Whenever a line in the material below includes "true", copy that line.

— Data for this exercise —
Start of Block
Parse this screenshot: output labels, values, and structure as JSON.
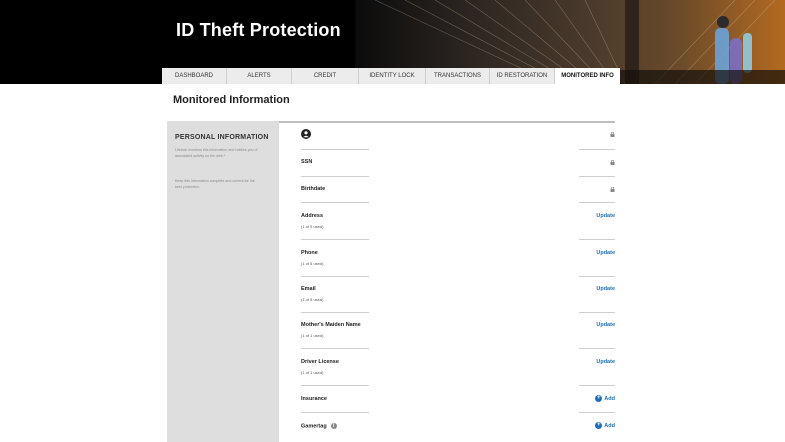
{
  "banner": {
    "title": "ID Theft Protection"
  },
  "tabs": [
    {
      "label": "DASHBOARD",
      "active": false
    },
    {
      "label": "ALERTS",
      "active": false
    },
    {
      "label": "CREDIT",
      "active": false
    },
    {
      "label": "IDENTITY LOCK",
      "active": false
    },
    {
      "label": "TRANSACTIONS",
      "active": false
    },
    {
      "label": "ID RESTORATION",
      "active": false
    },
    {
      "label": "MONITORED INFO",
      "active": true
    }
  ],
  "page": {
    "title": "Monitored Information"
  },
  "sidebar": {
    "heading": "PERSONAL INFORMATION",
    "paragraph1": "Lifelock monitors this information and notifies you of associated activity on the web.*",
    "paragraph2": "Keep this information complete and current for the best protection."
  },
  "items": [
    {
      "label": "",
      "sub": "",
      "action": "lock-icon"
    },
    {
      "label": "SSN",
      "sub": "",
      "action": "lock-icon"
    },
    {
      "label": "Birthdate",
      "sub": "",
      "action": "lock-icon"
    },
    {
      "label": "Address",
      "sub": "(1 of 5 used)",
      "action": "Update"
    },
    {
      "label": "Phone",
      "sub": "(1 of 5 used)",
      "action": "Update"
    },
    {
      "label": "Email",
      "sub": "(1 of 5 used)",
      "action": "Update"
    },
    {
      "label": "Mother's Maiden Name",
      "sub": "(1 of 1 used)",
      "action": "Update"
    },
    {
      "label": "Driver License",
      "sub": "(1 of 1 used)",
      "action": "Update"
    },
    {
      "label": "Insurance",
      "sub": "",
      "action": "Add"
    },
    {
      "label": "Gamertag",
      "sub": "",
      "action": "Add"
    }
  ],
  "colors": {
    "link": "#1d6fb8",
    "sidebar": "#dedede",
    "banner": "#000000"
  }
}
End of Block
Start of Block
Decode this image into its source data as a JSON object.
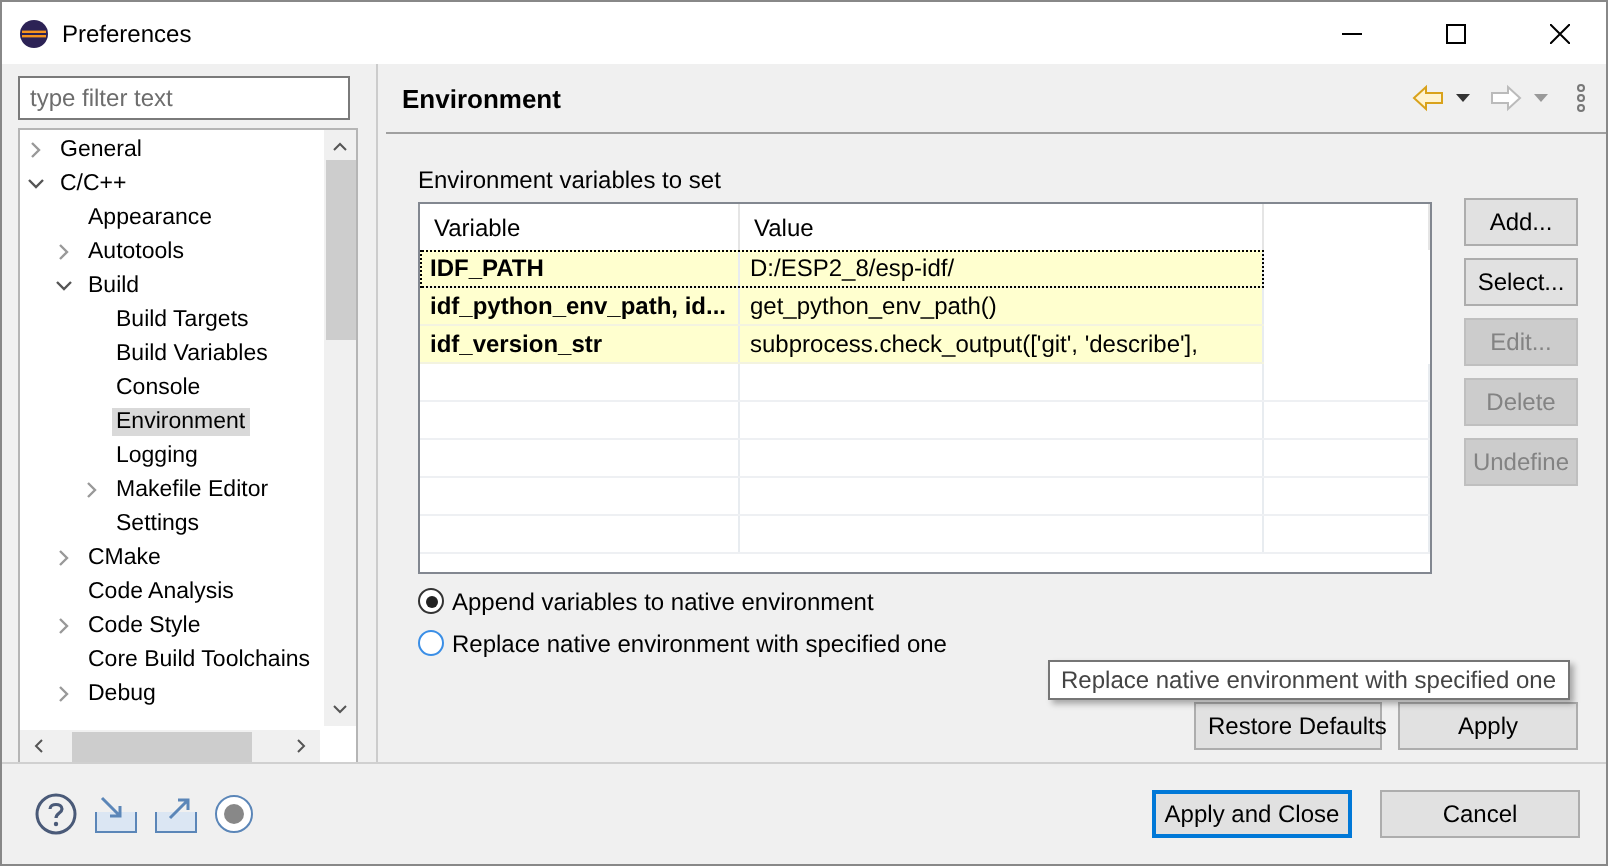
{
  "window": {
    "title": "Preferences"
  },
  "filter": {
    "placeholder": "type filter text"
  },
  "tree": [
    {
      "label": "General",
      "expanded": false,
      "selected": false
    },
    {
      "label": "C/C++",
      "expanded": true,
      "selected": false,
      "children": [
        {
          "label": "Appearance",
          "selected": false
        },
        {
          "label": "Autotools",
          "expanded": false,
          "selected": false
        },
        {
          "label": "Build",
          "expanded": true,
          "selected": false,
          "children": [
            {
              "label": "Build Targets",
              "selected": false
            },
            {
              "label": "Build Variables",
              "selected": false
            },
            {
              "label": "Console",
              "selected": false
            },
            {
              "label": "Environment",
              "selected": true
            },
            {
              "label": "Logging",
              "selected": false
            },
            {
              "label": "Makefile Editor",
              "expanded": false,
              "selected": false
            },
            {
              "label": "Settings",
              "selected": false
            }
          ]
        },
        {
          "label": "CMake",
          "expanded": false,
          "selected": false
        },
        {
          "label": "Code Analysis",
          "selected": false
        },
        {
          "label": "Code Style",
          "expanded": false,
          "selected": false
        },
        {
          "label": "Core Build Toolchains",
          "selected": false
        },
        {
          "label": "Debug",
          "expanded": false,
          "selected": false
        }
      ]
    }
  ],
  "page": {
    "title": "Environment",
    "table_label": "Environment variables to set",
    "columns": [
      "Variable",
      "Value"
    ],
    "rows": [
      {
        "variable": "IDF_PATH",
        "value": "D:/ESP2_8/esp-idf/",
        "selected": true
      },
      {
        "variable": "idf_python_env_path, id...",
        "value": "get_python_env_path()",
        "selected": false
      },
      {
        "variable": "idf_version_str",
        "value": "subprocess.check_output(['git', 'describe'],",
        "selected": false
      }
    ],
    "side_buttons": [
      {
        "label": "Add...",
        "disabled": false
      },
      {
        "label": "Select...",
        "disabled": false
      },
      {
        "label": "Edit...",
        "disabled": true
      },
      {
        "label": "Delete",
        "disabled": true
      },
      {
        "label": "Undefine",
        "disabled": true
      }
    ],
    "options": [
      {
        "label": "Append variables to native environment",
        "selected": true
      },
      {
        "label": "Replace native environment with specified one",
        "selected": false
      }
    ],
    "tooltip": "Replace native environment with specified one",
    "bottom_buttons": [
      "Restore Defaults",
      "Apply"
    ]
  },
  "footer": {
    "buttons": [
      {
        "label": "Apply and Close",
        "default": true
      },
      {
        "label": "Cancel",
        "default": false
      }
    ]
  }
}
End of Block
— Answer space —
      "active": true
      "expanded": true,
          "expanded": true,
              "selected": true
        "selected": true
        "disabled": true
        "disabled": true
        "disabled": true
        "selected": true
        "default": true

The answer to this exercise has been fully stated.